The data ::
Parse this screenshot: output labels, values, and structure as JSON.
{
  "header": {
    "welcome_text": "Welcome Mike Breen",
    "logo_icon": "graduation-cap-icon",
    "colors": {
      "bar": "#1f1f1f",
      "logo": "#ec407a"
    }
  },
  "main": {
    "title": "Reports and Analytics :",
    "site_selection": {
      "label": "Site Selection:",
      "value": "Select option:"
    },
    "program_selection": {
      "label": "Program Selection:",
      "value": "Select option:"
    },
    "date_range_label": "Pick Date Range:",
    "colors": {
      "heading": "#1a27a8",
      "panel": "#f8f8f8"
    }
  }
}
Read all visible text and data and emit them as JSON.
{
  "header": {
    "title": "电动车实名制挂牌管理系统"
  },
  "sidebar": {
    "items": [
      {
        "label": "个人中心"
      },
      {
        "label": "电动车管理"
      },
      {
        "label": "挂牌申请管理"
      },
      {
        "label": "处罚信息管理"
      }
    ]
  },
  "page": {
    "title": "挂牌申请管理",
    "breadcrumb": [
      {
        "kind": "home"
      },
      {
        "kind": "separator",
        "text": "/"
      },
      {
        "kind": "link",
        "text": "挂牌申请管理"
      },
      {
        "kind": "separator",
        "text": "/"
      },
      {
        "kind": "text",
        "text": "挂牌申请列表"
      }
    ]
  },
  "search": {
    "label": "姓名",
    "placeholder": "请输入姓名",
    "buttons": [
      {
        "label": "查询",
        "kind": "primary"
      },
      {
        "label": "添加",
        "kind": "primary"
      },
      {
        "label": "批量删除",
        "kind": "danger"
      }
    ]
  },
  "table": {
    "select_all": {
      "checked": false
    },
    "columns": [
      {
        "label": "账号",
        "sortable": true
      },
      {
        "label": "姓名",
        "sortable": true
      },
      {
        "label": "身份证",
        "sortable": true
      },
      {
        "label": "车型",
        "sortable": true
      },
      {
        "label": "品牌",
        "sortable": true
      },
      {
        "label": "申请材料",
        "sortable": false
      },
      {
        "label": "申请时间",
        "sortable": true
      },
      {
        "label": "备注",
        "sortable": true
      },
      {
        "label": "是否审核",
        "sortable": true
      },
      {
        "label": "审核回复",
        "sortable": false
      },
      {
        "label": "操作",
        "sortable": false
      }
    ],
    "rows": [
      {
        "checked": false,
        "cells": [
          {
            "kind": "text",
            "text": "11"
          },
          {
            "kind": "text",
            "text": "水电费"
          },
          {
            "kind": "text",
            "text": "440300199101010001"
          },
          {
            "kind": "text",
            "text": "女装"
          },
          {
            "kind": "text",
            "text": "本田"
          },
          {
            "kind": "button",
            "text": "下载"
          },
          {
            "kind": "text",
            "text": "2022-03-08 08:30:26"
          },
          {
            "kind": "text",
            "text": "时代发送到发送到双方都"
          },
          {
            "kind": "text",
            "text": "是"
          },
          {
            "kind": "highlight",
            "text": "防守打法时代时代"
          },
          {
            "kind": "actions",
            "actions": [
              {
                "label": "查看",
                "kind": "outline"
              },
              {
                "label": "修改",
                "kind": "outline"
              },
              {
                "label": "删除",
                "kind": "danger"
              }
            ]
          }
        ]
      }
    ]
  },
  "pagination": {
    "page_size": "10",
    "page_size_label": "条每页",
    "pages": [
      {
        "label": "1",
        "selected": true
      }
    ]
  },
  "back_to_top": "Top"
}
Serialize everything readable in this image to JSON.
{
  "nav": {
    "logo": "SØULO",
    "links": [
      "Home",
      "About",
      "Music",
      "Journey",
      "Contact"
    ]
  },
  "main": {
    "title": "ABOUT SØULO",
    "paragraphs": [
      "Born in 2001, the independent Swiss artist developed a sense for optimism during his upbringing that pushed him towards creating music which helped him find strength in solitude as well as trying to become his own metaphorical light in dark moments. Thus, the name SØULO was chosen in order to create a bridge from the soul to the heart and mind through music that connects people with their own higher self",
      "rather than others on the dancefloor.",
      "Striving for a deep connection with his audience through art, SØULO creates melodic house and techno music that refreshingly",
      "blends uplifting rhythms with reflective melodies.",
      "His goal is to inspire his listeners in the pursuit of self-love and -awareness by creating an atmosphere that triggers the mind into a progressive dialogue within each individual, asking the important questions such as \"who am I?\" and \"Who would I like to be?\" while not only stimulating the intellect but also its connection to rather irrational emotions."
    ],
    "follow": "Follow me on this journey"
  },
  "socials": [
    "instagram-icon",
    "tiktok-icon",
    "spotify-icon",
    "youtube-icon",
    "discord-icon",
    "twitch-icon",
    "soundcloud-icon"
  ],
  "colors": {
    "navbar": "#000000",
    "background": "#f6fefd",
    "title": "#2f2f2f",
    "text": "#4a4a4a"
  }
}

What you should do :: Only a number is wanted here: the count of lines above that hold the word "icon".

Answer below :: 8